(Entries from a dataset of interfaces)
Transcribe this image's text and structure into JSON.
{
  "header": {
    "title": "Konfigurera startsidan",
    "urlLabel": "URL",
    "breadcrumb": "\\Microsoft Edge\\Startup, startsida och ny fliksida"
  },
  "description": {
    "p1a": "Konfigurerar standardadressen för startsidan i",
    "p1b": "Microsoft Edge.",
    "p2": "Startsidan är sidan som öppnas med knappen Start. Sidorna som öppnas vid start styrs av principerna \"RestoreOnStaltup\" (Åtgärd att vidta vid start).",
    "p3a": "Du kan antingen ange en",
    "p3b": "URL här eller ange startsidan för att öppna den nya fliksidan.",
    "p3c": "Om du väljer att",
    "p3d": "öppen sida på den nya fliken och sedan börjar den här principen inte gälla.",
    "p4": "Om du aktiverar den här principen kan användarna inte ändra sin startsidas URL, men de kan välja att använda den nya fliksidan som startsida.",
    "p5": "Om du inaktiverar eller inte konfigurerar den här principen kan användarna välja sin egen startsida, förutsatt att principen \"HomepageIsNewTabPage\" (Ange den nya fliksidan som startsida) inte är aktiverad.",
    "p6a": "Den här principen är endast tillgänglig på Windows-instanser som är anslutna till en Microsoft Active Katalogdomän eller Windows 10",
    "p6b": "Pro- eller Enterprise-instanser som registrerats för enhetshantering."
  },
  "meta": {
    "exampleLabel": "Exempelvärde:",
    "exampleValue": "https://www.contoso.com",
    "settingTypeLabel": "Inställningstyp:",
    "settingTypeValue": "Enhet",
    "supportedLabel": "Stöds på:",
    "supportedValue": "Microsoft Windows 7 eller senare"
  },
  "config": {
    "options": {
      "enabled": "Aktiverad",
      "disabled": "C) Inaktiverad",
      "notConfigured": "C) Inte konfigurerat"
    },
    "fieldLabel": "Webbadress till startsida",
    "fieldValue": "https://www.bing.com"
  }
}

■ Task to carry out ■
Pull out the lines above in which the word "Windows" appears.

■ The completed task ■
    "p6a": "Den här principen är endast tillgänglig på Windows-instanser som är anslutna till en Microsoft Active Katalogdomän eller Windows 10",
    "supportedValue": "Microsoft Windows 7 eller senare"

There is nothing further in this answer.